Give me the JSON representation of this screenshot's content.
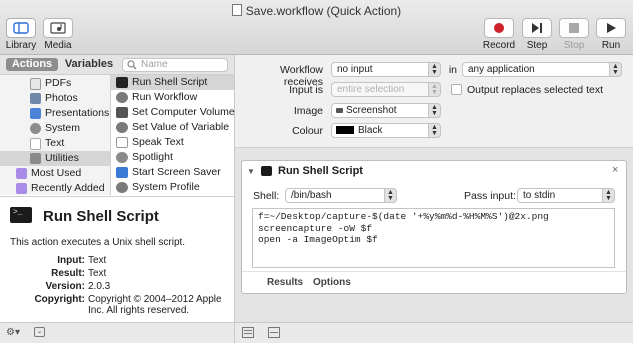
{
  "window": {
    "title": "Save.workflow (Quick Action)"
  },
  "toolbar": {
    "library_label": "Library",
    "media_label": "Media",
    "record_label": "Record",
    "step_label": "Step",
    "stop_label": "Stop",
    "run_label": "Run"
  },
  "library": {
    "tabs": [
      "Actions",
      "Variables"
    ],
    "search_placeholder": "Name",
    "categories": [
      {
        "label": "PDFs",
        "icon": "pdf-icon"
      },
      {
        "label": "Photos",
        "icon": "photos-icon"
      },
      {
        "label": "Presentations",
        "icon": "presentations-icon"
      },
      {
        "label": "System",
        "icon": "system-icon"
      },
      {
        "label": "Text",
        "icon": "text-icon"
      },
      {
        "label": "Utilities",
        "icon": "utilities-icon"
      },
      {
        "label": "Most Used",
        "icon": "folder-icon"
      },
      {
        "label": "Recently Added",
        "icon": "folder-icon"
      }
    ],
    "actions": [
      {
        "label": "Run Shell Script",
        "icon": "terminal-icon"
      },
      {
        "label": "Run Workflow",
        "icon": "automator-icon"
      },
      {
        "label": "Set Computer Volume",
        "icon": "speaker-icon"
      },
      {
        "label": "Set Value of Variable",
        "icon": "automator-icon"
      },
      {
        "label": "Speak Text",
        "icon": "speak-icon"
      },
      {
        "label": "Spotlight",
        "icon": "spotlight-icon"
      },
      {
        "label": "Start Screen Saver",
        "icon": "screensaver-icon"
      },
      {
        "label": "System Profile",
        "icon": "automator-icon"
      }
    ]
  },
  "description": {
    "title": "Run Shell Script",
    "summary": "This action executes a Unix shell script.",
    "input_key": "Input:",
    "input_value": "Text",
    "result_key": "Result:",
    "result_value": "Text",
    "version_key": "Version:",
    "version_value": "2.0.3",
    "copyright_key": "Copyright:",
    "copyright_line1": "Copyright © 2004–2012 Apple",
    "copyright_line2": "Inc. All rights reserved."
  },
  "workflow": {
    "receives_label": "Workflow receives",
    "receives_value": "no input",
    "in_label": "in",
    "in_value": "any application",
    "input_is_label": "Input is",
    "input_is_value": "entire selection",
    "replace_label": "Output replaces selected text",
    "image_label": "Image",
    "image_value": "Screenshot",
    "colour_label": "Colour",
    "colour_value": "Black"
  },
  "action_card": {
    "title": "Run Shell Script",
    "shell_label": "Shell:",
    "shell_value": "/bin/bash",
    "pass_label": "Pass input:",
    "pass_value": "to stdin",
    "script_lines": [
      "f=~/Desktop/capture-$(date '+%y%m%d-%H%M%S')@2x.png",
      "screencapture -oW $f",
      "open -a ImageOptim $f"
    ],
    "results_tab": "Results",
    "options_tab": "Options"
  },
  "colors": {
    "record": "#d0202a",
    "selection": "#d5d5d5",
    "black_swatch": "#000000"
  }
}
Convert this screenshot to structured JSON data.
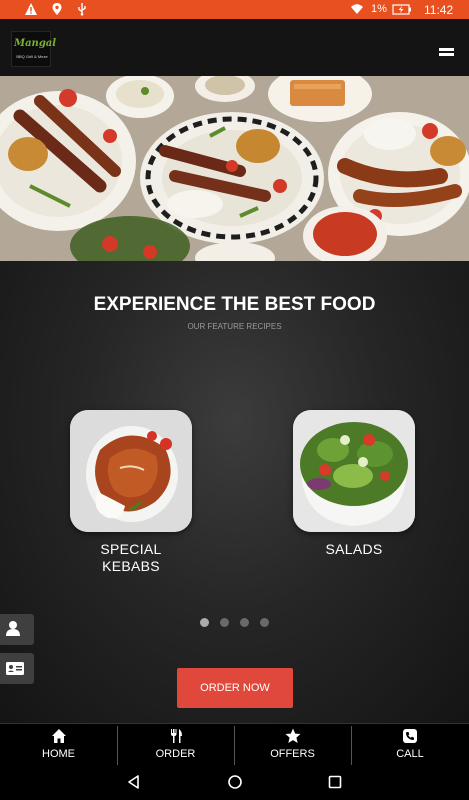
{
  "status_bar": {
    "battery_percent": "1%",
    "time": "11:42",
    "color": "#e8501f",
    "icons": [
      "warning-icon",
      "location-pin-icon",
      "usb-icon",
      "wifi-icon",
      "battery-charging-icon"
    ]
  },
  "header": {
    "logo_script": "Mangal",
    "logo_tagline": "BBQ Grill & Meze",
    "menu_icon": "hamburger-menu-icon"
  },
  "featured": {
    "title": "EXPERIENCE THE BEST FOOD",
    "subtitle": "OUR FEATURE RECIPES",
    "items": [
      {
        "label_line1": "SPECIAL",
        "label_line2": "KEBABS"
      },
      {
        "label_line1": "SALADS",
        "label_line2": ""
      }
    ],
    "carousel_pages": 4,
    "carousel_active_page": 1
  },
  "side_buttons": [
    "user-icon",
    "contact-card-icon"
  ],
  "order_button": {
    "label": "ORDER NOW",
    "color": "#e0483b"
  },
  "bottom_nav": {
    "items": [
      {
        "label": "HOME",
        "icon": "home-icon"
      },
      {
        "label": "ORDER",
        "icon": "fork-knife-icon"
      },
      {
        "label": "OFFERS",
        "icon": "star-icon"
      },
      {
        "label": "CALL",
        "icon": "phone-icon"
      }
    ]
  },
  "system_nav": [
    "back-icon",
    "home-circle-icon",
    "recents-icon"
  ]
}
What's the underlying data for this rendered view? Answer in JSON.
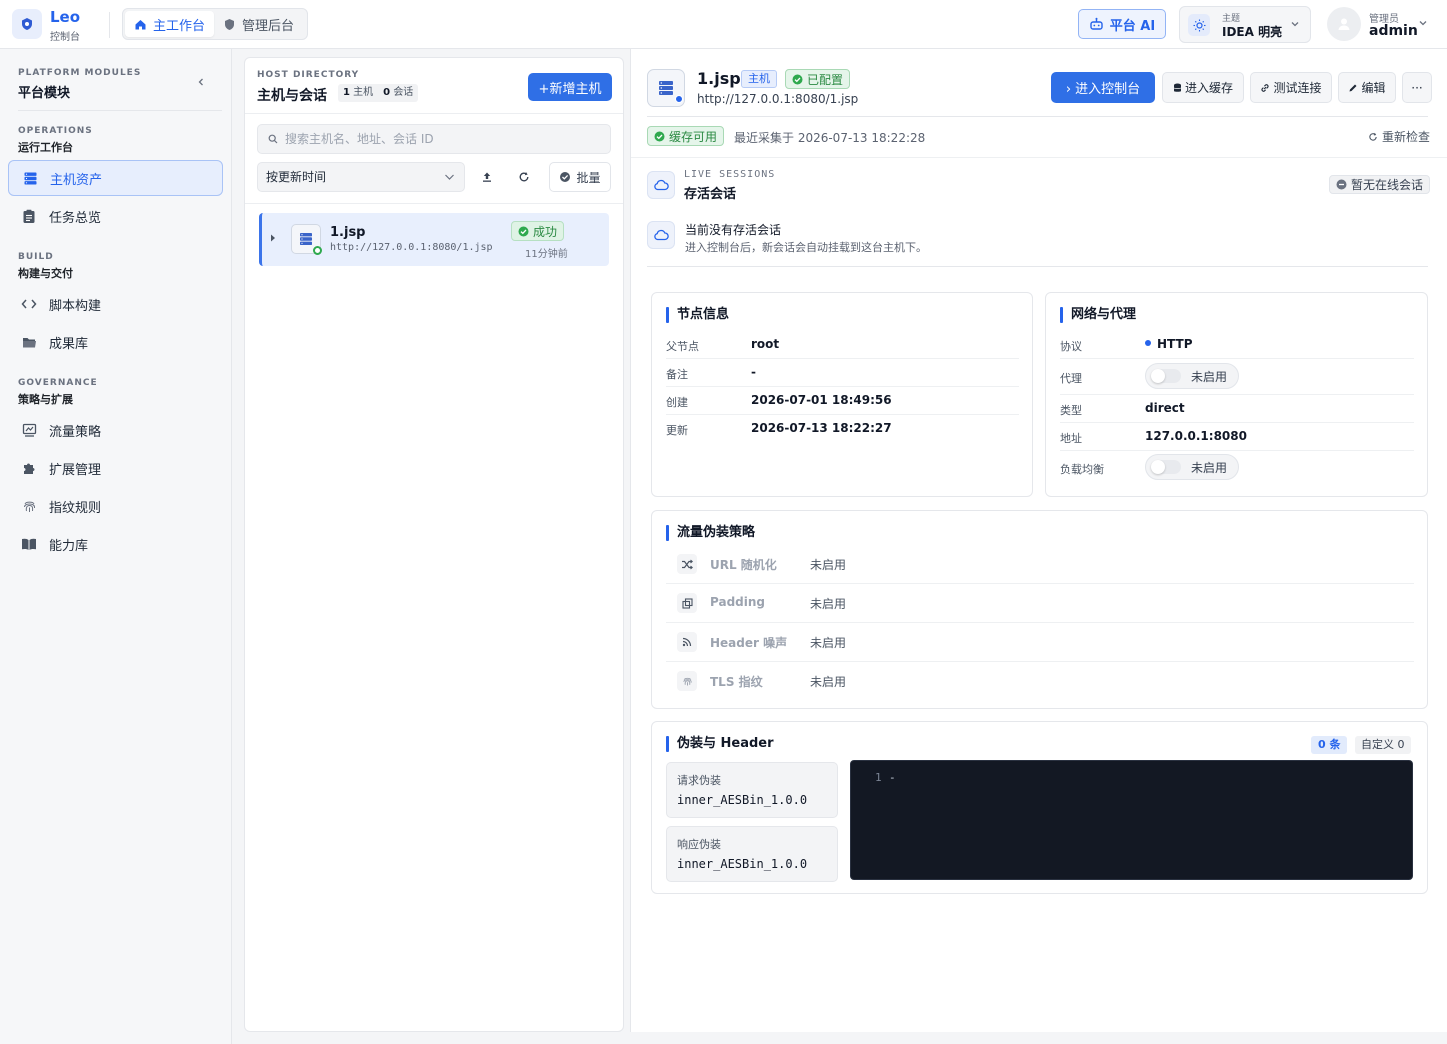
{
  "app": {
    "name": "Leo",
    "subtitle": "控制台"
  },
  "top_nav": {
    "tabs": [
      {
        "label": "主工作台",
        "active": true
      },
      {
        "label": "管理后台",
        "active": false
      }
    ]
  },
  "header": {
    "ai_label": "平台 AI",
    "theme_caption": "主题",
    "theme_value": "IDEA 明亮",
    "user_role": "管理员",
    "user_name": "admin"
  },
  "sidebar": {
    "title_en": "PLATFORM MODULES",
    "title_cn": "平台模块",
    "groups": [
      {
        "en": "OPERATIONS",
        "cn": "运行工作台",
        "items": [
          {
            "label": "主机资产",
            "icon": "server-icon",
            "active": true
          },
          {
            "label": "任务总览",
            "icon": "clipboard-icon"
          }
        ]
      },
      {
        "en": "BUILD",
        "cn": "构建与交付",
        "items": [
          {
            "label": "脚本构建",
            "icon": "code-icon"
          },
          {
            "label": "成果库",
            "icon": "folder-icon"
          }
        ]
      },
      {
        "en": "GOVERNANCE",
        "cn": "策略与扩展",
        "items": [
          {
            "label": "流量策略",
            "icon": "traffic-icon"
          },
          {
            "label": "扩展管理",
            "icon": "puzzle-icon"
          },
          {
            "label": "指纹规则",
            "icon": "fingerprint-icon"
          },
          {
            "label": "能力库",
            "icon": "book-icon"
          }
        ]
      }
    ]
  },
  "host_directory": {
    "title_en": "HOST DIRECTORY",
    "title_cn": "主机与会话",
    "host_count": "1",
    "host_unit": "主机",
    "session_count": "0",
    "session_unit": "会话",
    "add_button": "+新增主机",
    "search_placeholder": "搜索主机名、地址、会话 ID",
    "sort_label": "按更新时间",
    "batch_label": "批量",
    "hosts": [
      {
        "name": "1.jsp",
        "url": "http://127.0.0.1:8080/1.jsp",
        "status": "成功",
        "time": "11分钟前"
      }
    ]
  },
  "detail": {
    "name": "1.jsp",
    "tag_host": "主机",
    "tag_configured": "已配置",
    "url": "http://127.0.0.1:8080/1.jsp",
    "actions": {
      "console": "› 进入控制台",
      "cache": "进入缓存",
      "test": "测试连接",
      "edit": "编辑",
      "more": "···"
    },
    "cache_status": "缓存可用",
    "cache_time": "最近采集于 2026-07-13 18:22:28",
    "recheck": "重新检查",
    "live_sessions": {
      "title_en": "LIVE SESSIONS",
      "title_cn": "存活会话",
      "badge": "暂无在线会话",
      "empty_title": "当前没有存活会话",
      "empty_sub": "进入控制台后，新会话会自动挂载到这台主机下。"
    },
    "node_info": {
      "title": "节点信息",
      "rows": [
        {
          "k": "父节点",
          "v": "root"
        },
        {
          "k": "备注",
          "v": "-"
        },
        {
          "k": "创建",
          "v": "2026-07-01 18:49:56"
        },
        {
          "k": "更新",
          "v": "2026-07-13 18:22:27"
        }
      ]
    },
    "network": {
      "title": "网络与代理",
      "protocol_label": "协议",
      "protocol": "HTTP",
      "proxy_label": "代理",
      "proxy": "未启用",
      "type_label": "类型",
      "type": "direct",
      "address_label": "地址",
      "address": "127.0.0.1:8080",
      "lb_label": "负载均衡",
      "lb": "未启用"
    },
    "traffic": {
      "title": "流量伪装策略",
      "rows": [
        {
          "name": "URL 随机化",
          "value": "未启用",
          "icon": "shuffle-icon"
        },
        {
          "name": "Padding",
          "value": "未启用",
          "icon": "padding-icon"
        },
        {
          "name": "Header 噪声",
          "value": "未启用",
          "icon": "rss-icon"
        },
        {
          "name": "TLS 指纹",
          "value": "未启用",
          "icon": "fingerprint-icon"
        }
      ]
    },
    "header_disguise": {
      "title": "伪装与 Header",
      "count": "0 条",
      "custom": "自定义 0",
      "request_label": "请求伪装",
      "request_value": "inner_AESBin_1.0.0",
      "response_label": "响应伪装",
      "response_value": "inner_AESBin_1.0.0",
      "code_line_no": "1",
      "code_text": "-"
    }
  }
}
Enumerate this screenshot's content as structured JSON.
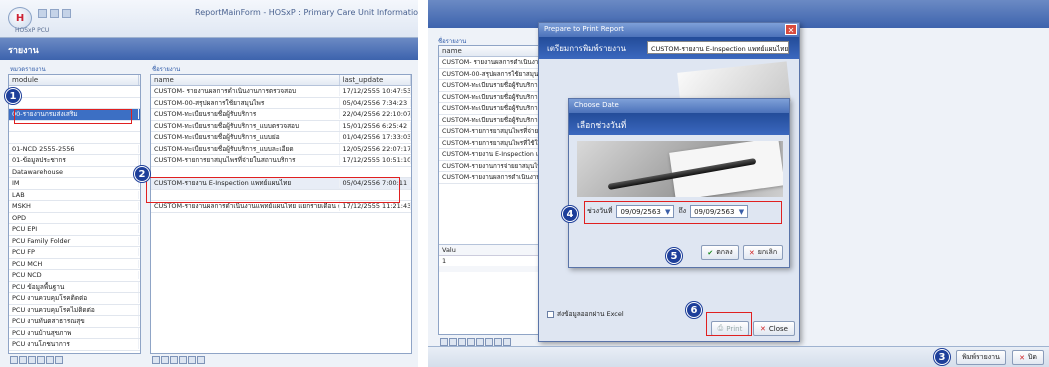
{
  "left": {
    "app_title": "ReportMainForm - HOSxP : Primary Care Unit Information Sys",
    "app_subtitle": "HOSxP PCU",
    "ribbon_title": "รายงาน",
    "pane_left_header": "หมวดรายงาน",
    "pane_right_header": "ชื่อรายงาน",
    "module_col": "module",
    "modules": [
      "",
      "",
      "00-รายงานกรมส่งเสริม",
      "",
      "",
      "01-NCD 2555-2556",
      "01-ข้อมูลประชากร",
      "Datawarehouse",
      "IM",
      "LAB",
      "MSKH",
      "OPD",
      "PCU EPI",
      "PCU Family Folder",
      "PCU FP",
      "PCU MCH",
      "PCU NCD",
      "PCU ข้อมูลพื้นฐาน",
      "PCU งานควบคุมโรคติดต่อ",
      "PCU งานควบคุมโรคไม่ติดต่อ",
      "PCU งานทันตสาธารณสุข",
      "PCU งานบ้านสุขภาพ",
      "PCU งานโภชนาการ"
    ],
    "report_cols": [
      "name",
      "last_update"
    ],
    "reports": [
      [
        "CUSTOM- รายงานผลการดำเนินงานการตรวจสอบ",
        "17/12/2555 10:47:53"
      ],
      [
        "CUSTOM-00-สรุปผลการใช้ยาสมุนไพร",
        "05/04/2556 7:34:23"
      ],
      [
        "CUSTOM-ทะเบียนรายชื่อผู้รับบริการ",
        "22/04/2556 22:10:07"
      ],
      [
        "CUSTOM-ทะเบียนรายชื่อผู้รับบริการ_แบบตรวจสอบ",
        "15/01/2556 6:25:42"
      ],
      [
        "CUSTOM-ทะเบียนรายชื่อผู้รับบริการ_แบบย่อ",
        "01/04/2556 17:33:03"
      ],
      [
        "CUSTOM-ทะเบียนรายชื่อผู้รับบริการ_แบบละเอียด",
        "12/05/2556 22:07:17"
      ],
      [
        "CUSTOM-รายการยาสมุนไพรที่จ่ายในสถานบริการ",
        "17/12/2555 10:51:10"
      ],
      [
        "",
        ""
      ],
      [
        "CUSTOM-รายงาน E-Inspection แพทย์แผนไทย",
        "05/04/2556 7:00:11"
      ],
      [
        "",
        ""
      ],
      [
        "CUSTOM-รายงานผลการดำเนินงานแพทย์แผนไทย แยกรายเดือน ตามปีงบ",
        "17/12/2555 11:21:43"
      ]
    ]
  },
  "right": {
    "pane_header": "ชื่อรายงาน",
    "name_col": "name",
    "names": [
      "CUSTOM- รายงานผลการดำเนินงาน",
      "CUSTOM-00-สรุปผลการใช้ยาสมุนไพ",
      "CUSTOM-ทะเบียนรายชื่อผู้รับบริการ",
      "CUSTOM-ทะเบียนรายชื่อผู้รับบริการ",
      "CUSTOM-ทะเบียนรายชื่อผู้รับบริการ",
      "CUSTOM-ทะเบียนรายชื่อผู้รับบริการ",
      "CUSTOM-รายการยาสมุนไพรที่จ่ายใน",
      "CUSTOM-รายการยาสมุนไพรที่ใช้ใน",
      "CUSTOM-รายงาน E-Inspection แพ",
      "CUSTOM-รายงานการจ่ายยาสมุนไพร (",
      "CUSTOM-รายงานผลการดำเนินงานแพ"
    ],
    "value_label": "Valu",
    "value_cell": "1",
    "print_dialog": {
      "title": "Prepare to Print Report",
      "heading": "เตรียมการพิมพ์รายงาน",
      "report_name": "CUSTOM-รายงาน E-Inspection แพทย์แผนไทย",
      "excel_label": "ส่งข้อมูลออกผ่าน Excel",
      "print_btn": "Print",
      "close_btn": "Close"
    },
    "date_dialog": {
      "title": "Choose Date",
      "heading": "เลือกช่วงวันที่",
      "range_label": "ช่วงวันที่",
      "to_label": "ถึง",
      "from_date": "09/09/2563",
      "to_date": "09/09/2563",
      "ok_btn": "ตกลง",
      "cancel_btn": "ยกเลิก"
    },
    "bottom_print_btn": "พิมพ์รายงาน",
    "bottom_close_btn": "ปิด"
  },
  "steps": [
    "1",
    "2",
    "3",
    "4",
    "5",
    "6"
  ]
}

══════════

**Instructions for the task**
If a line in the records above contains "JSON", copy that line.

**Task solution**
Give me the JSON representation of this screenshot's content.
Convert this screenshot to structured JSON data.
What's the underlying data for this rendered view? Answer in JSON.
Enumerate this screenshot's content as structured JSON.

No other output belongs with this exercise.